The court froze the entry into force of a relevant government-drafted law at least until its ruling on an appeal lodged by Armenia’s four main opposition parties. It is scheduled to open hearings on the appeal on March 28.
The court order led to differing interpretations, however, with many state agencies and private firms continuing to deduct an extra 5-10 percent of the monthly wages of their employees born after 1973. The money has to be invested in private pension funds in accordance with the highly unpopular measure approved by the Armenian parliament late last year.
The protesters, most of them young professionals affected by the reform, accused the government of ignoring the Constitutional Court’s decision as they marched to key government buildings in central Yerevan. They said that employers are being forced by tax authorities to collect the extra social security taxes.

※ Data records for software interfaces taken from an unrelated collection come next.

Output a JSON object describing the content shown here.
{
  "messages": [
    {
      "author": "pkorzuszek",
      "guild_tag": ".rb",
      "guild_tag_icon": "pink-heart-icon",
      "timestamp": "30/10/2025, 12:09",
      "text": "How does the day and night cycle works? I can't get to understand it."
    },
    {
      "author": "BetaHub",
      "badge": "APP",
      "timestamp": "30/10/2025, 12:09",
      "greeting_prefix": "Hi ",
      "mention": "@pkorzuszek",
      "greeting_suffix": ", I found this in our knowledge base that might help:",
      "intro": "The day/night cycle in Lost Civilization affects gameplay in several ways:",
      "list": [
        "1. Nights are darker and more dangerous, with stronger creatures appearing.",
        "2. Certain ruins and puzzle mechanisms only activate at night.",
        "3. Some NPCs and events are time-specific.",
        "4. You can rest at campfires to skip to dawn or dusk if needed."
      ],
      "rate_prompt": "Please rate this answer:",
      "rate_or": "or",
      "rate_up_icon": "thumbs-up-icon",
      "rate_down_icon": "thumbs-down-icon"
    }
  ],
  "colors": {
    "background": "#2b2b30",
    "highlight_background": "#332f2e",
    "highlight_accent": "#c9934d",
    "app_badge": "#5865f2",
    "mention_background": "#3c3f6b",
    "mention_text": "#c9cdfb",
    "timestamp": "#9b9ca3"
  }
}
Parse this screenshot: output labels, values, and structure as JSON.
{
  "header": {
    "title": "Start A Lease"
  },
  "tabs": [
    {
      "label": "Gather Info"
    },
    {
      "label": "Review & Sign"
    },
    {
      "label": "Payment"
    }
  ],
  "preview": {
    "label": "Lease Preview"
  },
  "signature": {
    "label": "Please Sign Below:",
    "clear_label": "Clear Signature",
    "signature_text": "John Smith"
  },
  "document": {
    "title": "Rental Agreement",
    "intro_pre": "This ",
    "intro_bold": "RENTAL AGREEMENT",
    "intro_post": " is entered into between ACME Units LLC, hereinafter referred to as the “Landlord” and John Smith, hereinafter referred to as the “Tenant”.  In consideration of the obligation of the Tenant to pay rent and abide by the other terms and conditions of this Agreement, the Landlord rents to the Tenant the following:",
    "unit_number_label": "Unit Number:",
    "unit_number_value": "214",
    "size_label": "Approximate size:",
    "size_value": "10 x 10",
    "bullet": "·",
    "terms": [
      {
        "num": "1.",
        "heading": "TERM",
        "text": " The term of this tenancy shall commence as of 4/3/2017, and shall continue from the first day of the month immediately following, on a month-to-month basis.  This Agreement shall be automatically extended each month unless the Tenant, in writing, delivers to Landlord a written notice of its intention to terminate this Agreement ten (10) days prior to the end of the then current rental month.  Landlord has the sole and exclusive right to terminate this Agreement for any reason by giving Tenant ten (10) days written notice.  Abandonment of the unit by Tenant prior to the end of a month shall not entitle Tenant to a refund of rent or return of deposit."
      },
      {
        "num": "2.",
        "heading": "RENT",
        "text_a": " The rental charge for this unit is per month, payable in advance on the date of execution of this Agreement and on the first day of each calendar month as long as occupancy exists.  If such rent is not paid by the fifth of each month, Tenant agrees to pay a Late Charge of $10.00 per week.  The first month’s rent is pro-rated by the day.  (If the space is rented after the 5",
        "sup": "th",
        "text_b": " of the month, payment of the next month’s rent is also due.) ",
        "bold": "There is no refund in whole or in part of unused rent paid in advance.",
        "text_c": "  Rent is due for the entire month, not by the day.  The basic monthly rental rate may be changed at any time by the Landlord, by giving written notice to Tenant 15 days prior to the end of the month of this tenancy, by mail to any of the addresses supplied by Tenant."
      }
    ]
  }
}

“The authorities distrust the Constitutional Court. Government representatives are worried that the Constitutional Court could once again make such a decision,” said Meri Khachatrian, a member of the Dem Em (I Am Against) pressure group campaigning against the reform.
The protesters were joined by Raffi Hovannisian, the leader of the Zharangutyun party who was the main opposition candidate in the February 2013 presidential election. “At stake is the future of our young citizens,” he told RFE/RL’s Armenian service (Azatutyun.am).
The government has repeatedly defended the ongoing transition to a new pension system that will tie the size of Armenians’ future retirement benefits to their lifelong social security contributions. They say that the reform is urgently needed given Armenia’s aging population and other demographic problems.
“Rest assured that these reforms will produce positive results years later. We can’t live only in the present,” Eduard Sharmazanov, the 39-year-old spokesman for the ruling Republican Party of Armenia (HHK), insisted on Thursday.
Sharmazanov said that the continuing protests against the reform are natural. “Can you show me a democratic country where one or another segment of the society is not unhappy with any law?” he told reporters.
“Of course it’s a painful reform,” he said. “All reforms are painful. But we believe that the pension reform provides a systemic solution.”